When producers Brian and Jan Heiggelke, who together publish New City, and Eugene Park were looking for a Chicago movie project to back, they had one condition: it had to be directed by a woman. So says Jennifer Reeder, the woman who ended up helming Signature Move, which went on to premiere at SXSW earlier this year and begins its theatrical run in Chicago with a screening at Music Box Theatre on Friday, September 29.
It’s the first film Reeder’s directed that she hasn’t also written; the script is the brainchild of writing duo Fawzia Mirza and Lisa Donato, drawing from much of Mirza’s own experiences as a queer, Muslim, Pakistani American woman navigating life, love, work and family in Chicago. Mirza stars in the film as Zaynab, an immigration lawyer whose mother moved in with her after her father’s recent death. When a client can’t pay her for services, they barter for wrestling lessons that soon prove to be a great outlet for Zaynab’s stress and open her up to a whole world: the kitschy, soap-opera-like ‘luchadora’ phenomenon.

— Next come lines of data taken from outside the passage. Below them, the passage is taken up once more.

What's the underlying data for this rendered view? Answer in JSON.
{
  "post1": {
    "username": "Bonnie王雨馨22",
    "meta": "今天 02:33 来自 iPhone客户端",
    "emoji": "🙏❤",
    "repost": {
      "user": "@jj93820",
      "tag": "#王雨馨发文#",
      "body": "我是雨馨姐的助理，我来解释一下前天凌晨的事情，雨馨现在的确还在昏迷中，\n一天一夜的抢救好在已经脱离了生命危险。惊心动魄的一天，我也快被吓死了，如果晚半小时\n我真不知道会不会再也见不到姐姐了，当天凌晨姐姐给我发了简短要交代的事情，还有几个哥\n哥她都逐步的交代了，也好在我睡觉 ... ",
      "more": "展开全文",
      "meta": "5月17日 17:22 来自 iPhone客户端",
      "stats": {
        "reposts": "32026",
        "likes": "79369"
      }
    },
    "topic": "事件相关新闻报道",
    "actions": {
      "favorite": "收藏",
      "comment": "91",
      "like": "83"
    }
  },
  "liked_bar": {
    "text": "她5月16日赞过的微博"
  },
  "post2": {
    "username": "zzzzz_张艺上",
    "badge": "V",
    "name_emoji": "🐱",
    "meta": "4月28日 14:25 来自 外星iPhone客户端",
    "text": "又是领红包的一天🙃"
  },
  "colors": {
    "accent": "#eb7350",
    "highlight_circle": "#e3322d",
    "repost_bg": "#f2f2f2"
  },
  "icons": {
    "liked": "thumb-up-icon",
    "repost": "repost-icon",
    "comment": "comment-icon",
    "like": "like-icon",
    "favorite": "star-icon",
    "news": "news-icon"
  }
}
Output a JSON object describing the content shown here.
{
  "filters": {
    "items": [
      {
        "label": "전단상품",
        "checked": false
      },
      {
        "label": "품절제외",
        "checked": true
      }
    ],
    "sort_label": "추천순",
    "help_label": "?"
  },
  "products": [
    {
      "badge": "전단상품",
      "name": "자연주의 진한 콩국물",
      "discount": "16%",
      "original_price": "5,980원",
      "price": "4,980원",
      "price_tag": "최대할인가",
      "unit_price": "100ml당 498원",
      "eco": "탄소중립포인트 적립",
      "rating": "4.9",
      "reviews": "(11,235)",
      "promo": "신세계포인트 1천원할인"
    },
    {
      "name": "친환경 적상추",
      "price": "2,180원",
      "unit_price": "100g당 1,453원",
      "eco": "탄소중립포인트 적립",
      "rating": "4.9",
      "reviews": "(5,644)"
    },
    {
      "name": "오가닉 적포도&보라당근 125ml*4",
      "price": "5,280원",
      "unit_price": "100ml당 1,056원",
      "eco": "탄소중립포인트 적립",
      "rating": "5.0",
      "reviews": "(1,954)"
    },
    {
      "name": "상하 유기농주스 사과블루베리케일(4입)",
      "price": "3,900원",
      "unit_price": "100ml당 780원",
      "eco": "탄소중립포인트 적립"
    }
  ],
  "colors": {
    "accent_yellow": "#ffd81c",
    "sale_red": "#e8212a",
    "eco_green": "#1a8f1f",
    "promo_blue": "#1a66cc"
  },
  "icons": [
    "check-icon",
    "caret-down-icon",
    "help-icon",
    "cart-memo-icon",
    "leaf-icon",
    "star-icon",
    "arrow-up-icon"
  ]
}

On this colorful backdrop of costumed female wrestling, Mirza, Donato and Reeder build a film about falling in love and finding oneself in a world that doesn’t often – if at all – reflect that person back to you. From the taquerias of Pilsen to the fresh markets on Devon Avenue in Rogers Park, Signature Move is infused with Chicago’s diversity, highlighting areas of the city that don’t often see themselves on the big screen. It’s the way this diversity is presented, so matter-of-fact and run-of-the-mill, that places the film squarely within the canon of recent efforts by the film industry to expand the stories being told and those who tell them, all while effortlessly normalizing their differences. (See: The Big Sick, Atlanta, Wonder Woman, Moonlight…on and on.)
“That normalizing aspect was really important,” said Reeder in a recent phone conversation. “At the end of the day, the best thing this film can do is begin conversations about the people it represents. It’s part of the narrative content, not something that happened by accident.”
While one would like to think that in late 2017, normalizing diversity is not a thing we still have to be doing, it’s instead more essential than ever. And by following Zaynab through the highs and lows of what’s essentially an everyday life – falling in love, a meddlesome if well-meaning mother – audiences who experience Signature Move are gifted one more opportunity to peek into the lives of those too often categorized as “different,” only t0 find they’re just like “us” after all. Because, duh.
What it offers in diversity, the film matches in entertainment. It’s a fun, funny romantic comedy about an unlikely pair – Zaynab is a buttoned-up lawyer, and Alma an outspoken Latina with a feminist bookstore – who, not without a few hiccups, figure out how to be together. And it’s all filmed in a Chicago any local will quickly recognize, including bar scenes at The Hideout alongside several similar neighborhood joints.
“We made a concerted effort to represent that Chicago instead of Wrigleyville,” Reeder said. “We wanted to counterbalance those films coming out of, like, Brooklyn, these dude-centric, hapless bros at craft breweries growing their beards out. We’re celebrating the beautiful diversity in Chicago’s neighborhoods; it’s a city that was built on immigrants, and we wanted to show how easy it is to fall in love in and with Chicago.”
Bringing the film to Chicago audiences by way of Music Box Theatre is no small occasion for Reeder, who’s lived in the city for over twenty years and seen independent filmmakers come and go. Like many a film fan, the Music Box was and is a go-to for Reeder, and she expects the premiere to be filled with the cast, crew, extras and more who helped make the film a reality.
“The Hideout people are coming,” she said. “That’s where Chicago becomes a small town again, when we call come together with ‘look, we made this movie!’ I love that. That energy is exciting for the premiere night.”
Signature Move opens in Chicago on Friday, September 29; tickets are still available for the premiere with filmmakers, cast and crew in attendance, and there’s even an event on Saturday, September 30 with live wrestling. For more information and to get tickets, visit Music Box Theatre here.